ACTIVITY
From the records below, copy out each line that has the word "content".

── GIVEN ENTRIES

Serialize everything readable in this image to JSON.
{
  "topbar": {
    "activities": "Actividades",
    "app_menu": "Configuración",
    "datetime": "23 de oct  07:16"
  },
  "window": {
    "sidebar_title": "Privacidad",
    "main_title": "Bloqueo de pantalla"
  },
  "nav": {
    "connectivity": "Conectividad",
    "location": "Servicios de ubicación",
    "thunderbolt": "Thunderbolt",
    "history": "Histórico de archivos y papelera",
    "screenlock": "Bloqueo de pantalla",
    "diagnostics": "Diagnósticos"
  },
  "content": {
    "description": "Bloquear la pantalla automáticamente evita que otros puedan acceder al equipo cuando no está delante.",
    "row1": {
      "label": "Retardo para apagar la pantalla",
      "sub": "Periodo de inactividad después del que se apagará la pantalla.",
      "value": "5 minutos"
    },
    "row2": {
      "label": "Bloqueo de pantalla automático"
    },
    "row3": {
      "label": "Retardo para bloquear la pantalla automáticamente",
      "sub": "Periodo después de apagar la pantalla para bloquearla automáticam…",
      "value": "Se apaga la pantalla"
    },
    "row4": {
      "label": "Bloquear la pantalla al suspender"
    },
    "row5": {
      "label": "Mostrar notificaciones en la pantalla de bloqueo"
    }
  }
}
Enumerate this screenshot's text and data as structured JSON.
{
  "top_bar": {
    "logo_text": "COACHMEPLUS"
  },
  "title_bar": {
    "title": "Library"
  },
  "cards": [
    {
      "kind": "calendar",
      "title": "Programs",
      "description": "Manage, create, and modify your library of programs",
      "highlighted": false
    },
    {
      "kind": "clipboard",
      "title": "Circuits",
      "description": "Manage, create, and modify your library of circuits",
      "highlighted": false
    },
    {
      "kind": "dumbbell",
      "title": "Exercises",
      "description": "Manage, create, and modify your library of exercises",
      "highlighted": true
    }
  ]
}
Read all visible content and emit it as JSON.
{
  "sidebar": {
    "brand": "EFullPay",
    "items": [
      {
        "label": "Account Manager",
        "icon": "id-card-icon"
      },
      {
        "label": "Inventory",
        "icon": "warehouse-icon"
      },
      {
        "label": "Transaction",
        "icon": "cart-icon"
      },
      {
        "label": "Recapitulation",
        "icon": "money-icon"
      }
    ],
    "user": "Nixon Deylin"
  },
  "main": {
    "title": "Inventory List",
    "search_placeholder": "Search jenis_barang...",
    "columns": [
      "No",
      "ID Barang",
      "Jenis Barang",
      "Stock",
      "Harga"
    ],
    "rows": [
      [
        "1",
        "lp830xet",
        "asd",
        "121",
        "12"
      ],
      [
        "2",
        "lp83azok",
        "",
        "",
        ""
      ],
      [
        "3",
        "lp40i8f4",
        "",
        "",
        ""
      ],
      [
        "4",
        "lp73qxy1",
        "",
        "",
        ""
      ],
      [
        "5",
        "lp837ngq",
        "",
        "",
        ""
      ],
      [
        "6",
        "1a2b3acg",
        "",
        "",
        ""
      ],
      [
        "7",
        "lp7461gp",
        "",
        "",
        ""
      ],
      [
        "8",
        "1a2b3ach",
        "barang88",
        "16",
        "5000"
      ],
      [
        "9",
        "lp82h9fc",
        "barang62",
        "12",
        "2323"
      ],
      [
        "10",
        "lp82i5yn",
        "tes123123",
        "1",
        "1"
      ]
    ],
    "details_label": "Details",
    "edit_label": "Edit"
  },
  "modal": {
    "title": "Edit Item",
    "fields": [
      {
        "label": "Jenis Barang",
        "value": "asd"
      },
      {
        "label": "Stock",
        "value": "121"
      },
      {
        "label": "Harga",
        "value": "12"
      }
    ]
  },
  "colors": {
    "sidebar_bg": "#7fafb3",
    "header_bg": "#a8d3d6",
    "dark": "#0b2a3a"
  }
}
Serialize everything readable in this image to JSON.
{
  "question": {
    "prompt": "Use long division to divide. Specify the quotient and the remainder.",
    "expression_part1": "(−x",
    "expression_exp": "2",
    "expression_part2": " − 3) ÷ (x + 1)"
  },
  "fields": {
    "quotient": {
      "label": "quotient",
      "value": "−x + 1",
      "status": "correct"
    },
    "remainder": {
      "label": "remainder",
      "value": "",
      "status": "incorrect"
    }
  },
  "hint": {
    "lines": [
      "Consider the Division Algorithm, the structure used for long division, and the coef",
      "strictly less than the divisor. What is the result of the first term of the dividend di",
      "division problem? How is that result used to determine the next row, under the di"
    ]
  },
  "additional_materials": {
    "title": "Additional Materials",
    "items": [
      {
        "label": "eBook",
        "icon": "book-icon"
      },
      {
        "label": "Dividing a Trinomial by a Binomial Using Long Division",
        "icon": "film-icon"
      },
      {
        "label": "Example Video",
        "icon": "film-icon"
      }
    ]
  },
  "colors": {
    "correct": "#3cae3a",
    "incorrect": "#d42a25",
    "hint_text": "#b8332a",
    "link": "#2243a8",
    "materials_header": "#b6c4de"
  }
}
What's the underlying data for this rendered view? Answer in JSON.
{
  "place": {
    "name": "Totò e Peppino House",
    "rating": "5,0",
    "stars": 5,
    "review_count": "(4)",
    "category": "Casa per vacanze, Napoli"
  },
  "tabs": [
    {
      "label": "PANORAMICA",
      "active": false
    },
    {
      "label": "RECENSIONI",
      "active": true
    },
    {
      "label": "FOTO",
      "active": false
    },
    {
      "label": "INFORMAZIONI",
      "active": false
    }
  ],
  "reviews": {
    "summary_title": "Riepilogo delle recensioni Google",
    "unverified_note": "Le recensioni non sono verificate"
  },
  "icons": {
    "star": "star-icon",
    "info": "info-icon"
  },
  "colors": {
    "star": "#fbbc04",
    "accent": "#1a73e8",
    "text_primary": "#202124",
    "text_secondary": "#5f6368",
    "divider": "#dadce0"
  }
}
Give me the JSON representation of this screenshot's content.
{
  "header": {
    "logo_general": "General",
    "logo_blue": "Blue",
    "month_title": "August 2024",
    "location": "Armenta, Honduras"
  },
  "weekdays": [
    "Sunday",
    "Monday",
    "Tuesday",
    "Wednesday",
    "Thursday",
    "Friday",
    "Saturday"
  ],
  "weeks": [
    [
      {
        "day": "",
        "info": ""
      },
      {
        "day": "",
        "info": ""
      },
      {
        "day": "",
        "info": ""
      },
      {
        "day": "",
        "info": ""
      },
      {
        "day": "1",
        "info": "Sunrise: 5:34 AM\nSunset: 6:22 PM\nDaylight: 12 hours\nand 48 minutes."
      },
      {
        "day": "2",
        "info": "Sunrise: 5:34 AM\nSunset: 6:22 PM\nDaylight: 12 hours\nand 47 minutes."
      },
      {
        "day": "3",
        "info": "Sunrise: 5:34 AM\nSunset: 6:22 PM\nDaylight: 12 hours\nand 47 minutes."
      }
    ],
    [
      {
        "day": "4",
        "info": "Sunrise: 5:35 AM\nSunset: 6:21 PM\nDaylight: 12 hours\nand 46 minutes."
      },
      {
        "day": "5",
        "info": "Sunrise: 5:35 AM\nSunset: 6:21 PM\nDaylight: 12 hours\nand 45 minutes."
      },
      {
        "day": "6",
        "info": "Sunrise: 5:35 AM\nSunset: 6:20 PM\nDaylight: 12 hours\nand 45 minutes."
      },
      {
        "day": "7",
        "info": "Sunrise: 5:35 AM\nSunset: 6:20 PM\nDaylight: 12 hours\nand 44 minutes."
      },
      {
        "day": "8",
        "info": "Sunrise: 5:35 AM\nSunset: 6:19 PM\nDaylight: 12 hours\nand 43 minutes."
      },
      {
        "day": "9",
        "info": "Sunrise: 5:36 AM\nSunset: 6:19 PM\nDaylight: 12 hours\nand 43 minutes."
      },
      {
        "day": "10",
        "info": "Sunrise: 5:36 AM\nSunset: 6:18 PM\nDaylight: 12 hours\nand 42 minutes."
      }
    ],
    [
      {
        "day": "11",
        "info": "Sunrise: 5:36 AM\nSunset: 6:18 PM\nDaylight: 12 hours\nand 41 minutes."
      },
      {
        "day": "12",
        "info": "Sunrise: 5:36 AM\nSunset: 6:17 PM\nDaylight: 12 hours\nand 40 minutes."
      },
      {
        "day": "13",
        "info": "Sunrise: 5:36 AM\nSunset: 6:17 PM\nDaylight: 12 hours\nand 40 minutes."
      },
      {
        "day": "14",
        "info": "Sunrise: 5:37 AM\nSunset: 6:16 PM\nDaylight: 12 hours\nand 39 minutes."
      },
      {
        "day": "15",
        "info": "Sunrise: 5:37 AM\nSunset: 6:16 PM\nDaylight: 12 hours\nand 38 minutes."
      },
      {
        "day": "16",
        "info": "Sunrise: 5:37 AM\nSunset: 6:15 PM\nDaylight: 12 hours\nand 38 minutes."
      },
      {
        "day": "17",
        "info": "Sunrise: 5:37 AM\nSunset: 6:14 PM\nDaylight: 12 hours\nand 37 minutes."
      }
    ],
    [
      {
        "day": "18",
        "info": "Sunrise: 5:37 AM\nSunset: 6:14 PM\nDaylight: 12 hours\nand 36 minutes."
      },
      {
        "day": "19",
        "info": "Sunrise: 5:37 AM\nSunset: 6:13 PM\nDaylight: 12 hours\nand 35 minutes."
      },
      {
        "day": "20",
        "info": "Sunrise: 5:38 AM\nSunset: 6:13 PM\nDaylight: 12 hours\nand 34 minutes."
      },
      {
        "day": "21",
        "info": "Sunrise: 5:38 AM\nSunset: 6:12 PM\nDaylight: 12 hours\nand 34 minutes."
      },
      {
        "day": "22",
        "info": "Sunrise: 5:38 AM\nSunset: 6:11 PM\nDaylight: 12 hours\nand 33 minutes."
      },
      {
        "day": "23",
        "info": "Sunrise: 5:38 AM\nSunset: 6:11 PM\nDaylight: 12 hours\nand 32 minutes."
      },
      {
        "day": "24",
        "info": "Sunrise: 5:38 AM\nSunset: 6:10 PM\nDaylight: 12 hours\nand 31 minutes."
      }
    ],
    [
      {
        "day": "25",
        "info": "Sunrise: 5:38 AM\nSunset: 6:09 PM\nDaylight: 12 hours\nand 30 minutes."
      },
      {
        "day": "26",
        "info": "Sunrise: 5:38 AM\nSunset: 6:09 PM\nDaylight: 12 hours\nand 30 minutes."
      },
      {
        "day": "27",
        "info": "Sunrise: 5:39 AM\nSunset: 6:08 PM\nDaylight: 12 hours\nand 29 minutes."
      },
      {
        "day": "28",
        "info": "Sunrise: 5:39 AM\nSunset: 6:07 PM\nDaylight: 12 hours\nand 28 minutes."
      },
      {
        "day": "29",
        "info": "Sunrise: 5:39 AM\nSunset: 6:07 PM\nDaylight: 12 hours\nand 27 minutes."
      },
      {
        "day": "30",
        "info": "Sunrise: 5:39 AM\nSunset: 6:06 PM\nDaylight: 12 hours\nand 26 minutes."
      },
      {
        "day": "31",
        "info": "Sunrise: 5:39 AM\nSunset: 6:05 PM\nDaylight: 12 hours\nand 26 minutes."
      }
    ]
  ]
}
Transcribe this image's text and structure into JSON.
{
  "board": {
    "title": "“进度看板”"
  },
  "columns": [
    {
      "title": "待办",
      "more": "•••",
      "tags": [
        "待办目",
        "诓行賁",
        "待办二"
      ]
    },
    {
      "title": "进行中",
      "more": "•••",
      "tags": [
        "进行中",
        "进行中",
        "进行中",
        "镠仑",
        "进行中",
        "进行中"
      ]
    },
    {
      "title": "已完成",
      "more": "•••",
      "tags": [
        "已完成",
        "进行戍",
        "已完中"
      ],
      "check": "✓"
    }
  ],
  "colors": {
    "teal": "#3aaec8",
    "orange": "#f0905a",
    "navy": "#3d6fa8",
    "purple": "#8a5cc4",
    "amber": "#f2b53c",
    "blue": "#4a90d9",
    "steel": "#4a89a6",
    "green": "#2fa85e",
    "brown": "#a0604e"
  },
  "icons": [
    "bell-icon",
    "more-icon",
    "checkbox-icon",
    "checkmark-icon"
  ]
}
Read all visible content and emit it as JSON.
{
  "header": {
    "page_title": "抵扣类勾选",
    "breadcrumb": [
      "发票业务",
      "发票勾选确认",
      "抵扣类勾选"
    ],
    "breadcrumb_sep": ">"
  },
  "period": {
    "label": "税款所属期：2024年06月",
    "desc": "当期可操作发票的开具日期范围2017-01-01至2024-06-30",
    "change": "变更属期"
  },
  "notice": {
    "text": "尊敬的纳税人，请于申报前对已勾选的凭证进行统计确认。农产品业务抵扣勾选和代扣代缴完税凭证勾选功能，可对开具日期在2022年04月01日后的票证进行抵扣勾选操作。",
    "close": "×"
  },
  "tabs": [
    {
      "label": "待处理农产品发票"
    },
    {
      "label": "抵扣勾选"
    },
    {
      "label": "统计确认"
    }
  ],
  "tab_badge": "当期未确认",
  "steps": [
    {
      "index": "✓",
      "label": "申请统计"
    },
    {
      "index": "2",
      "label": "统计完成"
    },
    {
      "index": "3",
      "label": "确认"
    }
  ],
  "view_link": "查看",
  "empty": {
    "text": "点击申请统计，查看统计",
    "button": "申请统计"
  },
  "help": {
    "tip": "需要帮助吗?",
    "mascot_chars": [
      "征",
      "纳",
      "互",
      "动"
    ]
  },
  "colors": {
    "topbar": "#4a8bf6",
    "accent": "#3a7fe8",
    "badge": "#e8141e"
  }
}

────

REPLY
  "content": {
Read all visible content and emit it as JSON.
Give me the JSON representation of this screenshot's content.
Read all visible content and emit it as JSON.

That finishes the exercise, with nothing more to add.